After the horrors of Hurricane Katrina, New Orleans, or NOLA as it likes to be known, is definitely back on its feet. There’s a surge of new building and on my visit, they’re even resurfacing the historic Bourbon Street.
What I like about the city is that it’s easy to get around, either by walking, tram or even bus. Indeed you wouldn’t want a car here as parking charges in the French Quarter are exorbitant, even if you’re staying in a hotel. And you should definitely stay in the Quarter, in spite of the noise, as it’s definitely at the heart of things.
French Quarter Walking Tour
I meet my guide after a New Orleans breakfast of coffee and the famous beignets at Café du Monde. I’m right on the banks of the mighty Mississippi and get a brief introduction to the history of the first French settlement.
It’s then a short walk to the French Market, which is an open-air area featuring shopping, dining and live music. There are five blocks of specialty retail shops featuring locally-made jewellery, clothing, cuisine and art. We then leave the banks of the Mississippi and pass the old Ursuline Convent, then turn into Royal Street. This has the archetypal French Quarter architecture, all cast iron balconies and baskets of flowers gracing the fronts of the houses.
Further along, to the left, is the Avart Peretti House on St Peter Street where Tennessee Williams wrote Streetcar Named Desire. I emerge into Jackson Square in front of the iconic Andrew Jackson statue and the St. Louis Cathedral, the oldest cathedral still in use in North America.
Over the course of a few days, I get to know my way around the quarter and find it at its most delightful in the morning before the crowds arrive. Later in the day, it’s still anarchic enough to avoid tourism chic – I love the bands who set up in the streets and just play. In the evening it gets too much and I prefer the Faubourg Marigny, the adjacent neighbourhood, where Frenchman Street is liked the old days of Bourbon Street – a strip of bars and restaurants with classy live jazz.

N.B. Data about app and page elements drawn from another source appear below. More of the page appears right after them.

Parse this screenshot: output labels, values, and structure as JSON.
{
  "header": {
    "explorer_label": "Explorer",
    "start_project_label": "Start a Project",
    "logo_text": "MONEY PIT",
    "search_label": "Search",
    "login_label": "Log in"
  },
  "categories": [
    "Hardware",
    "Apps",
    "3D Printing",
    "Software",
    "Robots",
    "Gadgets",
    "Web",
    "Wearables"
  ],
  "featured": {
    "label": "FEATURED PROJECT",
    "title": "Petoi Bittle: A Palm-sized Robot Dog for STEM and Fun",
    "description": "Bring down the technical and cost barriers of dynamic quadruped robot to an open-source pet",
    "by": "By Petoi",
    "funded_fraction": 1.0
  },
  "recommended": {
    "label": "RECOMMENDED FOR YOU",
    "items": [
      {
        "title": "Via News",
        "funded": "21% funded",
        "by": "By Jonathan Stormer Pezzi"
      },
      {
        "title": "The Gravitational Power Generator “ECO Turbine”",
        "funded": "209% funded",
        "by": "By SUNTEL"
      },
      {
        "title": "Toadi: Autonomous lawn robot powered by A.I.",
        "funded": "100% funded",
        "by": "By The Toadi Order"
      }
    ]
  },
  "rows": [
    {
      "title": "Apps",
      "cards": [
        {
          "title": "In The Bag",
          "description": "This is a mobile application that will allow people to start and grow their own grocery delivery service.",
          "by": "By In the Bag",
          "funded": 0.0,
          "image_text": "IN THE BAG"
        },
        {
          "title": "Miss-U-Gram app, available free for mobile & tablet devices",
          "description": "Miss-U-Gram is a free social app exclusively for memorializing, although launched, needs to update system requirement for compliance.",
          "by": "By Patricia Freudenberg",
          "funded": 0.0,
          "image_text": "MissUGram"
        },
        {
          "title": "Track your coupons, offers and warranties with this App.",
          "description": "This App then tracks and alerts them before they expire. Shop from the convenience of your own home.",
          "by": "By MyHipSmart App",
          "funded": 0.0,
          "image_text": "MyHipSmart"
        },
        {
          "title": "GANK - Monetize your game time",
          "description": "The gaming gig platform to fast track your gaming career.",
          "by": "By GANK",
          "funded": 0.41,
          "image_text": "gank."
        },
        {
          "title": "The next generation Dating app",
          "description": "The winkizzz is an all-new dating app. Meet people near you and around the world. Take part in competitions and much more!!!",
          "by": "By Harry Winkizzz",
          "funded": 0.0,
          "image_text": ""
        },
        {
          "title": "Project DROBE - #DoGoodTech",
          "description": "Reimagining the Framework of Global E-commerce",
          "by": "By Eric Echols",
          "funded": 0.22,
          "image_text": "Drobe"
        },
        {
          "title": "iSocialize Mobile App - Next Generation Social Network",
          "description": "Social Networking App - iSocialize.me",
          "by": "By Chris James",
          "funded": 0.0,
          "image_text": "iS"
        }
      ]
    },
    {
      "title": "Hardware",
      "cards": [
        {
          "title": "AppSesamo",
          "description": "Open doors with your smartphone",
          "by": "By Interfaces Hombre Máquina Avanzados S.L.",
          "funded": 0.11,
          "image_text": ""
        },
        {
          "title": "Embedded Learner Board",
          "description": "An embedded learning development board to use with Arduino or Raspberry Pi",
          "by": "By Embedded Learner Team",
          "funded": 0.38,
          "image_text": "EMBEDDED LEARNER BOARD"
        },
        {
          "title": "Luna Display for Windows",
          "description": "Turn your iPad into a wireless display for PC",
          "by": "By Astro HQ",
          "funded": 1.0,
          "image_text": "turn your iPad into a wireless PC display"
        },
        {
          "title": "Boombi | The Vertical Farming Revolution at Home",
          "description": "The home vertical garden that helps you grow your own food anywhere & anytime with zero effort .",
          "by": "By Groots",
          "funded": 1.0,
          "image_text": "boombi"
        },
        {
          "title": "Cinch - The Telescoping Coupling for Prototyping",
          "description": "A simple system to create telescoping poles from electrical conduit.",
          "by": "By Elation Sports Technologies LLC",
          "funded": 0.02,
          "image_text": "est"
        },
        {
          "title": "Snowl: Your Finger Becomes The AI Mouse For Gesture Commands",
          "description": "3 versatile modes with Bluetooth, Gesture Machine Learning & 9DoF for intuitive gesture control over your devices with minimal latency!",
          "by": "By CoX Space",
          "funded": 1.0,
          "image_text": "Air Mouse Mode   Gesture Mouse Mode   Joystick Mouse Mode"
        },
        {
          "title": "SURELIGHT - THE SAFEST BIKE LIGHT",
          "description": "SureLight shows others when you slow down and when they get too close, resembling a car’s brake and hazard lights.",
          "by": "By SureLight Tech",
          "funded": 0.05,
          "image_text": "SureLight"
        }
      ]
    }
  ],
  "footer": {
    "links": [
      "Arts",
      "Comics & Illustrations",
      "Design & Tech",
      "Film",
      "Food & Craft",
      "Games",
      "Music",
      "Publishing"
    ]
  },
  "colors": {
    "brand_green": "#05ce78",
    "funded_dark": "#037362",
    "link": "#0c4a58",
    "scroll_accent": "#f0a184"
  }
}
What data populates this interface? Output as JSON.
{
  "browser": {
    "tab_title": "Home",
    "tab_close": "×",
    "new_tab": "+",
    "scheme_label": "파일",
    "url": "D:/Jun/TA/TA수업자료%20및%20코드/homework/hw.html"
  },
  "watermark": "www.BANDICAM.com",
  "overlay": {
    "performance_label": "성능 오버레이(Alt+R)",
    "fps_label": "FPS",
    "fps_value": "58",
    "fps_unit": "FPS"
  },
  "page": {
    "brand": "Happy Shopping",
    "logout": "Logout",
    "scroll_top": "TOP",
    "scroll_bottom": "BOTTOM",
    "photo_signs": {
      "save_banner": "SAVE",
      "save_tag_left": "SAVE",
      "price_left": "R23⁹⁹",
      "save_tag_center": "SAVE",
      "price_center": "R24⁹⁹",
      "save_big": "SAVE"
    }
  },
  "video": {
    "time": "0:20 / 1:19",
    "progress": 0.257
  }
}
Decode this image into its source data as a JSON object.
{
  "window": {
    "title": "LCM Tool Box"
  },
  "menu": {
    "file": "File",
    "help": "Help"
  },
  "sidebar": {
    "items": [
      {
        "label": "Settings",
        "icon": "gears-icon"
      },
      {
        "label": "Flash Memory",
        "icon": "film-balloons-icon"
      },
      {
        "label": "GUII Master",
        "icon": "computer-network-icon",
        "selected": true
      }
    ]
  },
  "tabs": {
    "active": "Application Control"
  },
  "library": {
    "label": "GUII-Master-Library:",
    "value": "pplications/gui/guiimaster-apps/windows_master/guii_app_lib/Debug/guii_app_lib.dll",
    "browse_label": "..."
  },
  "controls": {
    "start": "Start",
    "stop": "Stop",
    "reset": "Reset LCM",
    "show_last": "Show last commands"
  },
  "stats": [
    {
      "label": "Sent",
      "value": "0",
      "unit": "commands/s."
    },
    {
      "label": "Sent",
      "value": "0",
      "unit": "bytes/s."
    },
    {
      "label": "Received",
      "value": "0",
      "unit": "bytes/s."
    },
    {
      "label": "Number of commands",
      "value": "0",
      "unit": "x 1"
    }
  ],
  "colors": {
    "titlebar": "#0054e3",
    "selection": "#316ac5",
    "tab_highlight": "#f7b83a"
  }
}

Tempted by even more jazz, next day I make my way again to the banks of the Mississippi and climb aboard Steamer Natchez, the 9th paddle boat to bear the name. She was built in 1975 and is one of only two authentic steamboats on the river. There’s buffet-style dining and live jazz throughout the voyage. I take a seat on the upper deck at the front and enjoy the sights along the Mississippi, guided by an interesting commentary.
Later, I cross Canal Street and make my way to the Warehouse District, a 19th century industrial area for storing grain, coffee and produce. When the port moved away, dereliction set in but it was revived by new galleries and museums. The mightiest of which is the National WW2 Museum, a massive hanger of a building, with state of the art interactive exhibits.
On my last day, in true Tennessee Williams style I take the St. Charles Avenue streetcar through the Garden District uptown to the Carrollton-Riverbend neighbourhood. It’s not the fastest way to travel, or the most comfortable but I break it up by getting off and exploring Magazine Street. This follows the curve of the Mississippi, a few blocks north, for six miles and is crammed with antique stores, art galleries, craft shops and boutiques. Of course it also has some fine restaurants and bars.
One of the few reasons to leave New Orleans is to take a swamp boat trip into the Louisiana Swamps & Bayous. I’m here in December when the wildlife is not as abundant but we still manage to see alligators and a variety of birds including white egrets and herons. The tranquillity of nosing down the narrow channels, overhung with Spanish moss, is the real reason for coming here and the narrow draught of the swamp boat means we get to place others can’t reach.